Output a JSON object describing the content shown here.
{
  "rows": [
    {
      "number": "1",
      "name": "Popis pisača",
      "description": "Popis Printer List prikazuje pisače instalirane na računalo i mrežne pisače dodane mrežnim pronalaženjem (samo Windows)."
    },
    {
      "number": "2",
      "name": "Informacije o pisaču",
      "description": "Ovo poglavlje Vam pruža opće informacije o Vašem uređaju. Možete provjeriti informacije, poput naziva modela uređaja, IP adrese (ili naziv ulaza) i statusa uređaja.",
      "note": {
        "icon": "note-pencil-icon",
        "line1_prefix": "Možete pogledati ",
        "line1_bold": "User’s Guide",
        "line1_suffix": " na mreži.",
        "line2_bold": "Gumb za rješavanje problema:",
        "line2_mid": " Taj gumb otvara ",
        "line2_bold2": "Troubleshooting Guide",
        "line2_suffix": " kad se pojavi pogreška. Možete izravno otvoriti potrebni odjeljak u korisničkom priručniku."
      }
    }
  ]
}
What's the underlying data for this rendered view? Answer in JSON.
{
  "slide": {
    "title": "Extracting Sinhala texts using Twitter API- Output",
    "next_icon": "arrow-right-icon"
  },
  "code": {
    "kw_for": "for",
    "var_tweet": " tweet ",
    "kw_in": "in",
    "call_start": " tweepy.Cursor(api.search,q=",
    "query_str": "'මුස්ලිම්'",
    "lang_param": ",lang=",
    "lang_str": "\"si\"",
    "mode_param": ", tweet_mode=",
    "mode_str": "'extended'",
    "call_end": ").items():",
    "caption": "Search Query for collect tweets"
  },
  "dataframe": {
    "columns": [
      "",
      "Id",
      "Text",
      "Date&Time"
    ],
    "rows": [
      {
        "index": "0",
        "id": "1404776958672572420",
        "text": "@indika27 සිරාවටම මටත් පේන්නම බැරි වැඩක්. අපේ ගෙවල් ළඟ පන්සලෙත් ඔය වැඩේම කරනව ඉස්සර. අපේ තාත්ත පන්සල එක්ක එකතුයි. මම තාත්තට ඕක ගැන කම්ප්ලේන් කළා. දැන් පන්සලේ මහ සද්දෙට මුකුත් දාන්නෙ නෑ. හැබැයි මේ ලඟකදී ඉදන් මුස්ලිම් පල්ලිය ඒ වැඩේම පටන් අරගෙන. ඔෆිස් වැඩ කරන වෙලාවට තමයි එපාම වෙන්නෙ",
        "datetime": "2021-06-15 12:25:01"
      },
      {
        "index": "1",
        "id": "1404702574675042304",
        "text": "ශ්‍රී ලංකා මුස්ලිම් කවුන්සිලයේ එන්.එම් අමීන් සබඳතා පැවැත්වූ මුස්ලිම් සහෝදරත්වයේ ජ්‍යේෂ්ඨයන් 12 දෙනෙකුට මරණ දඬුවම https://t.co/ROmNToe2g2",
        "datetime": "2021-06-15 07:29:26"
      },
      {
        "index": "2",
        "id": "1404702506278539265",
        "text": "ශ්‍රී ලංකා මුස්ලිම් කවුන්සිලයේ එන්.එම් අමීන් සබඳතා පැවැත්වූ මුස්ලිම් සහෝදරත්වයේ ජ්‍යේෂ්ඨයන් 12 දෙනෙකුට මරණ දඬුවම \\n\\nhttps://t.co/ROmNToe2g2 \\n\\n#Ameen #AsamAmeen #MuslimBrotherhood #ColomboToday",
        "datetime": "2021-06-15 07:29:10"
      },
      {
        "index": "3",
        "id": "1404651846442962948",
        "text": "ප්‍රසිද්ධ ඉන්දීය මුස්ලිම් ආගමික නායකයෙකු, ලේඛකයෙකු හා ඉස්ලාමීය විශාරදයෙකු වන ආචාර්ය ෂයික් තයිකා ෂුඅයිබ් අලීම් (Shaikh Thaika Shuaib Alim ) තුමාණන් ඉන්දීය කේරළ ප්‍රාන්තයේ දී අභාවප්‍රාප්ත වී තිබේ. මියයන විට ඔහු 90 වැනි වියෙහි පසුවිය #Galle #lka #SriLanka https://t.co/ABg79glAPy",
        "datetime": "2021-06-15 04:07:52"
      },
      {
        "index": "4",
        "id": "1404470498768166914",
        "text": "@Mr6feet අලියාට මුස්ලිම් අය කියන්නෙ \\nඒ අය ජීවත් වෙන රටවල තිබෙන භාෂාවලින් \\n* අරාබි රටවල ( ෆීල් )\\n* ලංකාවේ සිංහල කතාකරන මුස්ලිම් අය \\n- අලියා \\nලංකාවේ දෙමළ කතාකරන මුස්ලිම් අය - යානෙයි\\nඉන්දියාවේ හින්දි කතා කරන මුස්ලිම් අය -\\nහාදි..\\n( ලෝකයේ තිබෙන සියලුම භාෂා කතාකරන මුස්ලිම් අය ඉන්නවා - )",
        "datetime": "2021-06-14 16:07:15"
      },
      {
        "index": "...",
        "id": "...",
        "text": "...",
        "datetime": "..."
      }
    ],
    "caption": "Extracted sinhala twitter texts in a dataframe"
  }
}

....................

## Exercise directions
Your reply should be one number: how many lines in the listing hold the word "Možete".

## Finished exercise
3